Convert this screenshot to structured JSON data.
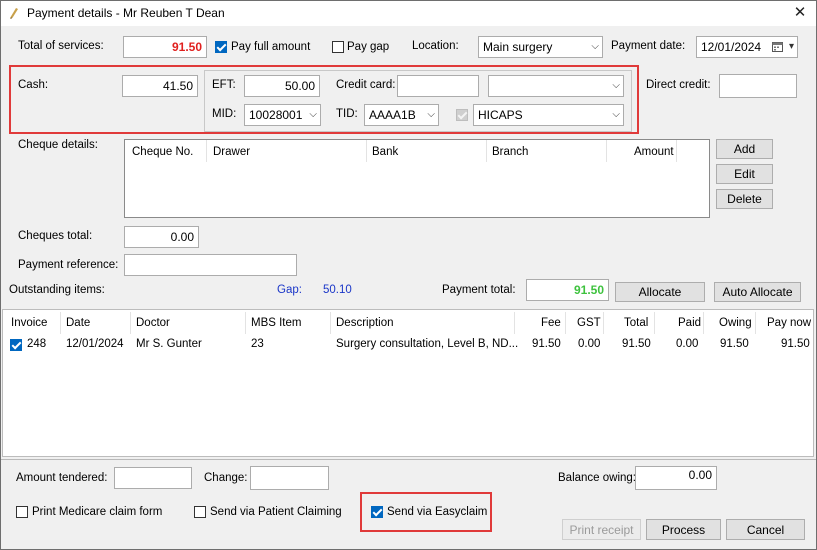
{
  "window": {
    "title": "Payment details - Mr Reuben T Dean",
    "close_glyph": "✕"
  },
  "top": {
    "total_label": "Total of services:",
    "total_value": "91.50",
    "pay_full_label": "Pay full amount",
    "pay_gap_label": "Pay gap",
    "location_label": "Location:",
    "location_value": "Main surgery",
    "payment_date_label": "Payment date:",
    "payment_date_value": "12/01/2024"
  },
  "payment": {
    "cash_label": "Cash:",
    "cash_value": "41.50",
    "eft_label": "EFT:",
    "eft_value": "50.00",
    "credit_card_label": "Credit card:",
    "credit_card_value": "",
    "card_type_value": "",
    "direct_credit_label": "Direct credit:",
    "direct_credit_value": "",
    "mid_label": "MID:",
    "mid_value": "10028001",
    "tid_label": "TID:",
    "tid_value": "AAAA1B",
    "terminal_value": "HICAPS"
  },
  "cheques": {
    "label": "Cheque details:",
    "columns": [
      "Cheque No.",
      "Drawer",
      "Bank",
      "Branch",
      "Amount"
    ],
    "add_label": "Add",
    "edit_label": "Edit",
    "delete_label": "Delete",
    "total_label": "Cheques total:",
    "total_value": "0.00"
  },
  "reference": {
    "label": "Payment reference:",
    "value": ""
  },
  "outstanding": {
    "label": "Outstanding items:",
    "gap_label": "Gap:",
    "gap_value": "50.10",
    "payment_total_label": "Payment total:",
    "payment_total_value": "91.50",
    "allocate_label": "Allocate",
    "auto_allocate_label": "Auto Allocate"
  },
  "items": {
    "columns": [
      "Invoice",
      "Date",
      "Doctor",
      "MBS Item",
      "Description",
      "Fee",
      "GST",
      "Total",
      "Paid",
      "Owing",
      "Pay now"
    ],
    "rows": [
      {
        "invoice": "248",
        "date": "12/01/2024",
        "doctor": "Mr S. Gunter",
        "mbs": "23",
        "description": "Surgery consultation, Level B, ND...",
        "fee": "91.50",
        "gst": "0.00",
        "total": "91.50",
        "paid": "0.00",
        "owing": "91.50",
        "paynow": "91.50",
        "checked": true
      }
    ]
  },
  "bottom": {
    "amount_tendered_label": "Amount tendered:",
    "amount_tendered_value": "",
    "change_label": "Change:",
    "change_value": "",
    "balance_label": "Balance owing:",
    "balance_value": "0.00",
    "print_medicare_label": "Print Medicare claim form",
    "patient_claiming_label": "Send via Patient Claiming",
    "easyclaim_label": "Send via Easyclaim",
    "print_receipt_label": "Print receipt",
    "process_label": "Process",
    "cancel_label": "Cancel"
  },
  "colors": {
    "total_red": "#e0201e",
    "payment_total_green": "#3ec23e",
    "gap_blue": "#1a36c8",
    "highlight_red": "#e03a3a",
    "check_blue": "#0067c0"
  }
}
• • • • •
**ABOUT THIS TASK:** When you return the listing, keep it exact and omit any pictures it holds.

**RESULT FOR THIS TASK:**
Convert this screenshot to structured JSON data.
{
  "window": {
    "title": "Payment details - Mr Reuben T Dean",
    "close_glyph": "✕"
  },
  "top": {
    "total_label": "Total of services:",
    "total_value": "91.50",
    "pay_full_label": "Pay full amount",
    "pay_gap_label": "Pay gap",
    "location_label": "Location:",
    "location_value": "Main surgery",
    "payment_date_label": "Payment date:",
    "payment_date_value": "12/01/2024"
  },
  "payment": {
    "cash_label": "Cash:",
    "cash_value": "41.50",
    "eft_label": "EFT:",
    "eft_value": "50.00",
    "credit_card_label": "Credit card:",
    "credit_card_value": "",
    "card_type_value": "",
    "direct_credit_label": "Direct credit:",
    "direct_credit_value": "",
    "mid_label": "MID:",
    "mid_value": "10028001",
    "tid_label": "TID:",
    "tid_value": "AAAA1B",
    "terminal_value": "HICAPS"
  },
  "cheques": {
    "label": "Cheque details:",
    "columns": [
      "Cheque No.",
      "Drawer",
      "Bank",
      "Branch",
      "Amount"
    ],
    "add_label": "Add",
    "edit_label": "Edit",
    "delete_label": "Delete",
    "total_label": "Cheques total:",
    "total_value": "0.00"
  },
  "reference": {
    "label": "Payment reference:",
    "value": ""
  },
  "outstanding": {
    "label": "Outstanding items:",
    "gap_label": "Gap:",
    "gap_value": "50.10",
    "payment_total_label": "Payment total:",
    "payment_total_value": "91.50",
    "allocate_label": "Allocate",
    "auto_allocate_label": "Auto Allocate"
  },
  "items": {
    "columns": [
      "Invoice",
      "Date",
      "Doctor",
      "MBS Item",
      "Description",
      "Fee",
      "GST",
      "Total",
      "Paid",
      "Owing",
      "Pay now"
    ],
    "rows": [
      {
        "invoice": "248",
        "date": "12/01/2024",
        "doctor": "Mr S. Gunter",
        "mbs": "23",
        "description": "Surgery consultation, Level B, ND...",
        "fee": "91.50",
        "gst": "0.00",
        "total": "91.50",
        "paid": "0.00",
        "owing": "91.50",
        "paynow": "91.50",
        "checked": true
      }
    ]
  },
  "bottom": {
    "amount_tendered_label": "Amount tendered:",
    "amount_tendered_value": "",
    "change_label": "Change:",
    "change_value": "",
    "balance_label": "Balance owing:",
    "balance_value": "0.00",
    "print_medicare_label": "Print Medicare claim form",
    "patient_claiming_label": "Send via Patient Claiming",
    "easyclaim_label": "Send via Easyclaim",
    "print_receipt_label": "Print receipt",
    "process_label": "Process",
    "cancel_label": "Cancel"
  },
  "colors": {
    "total_red": "#e0201e",
    "payment_total_green": "#3ec23e",
    "gap_blue": "#1a36c8",
    "highlight_red": "#e03a3a",
    "check_blue": "#0067c0"
  }
}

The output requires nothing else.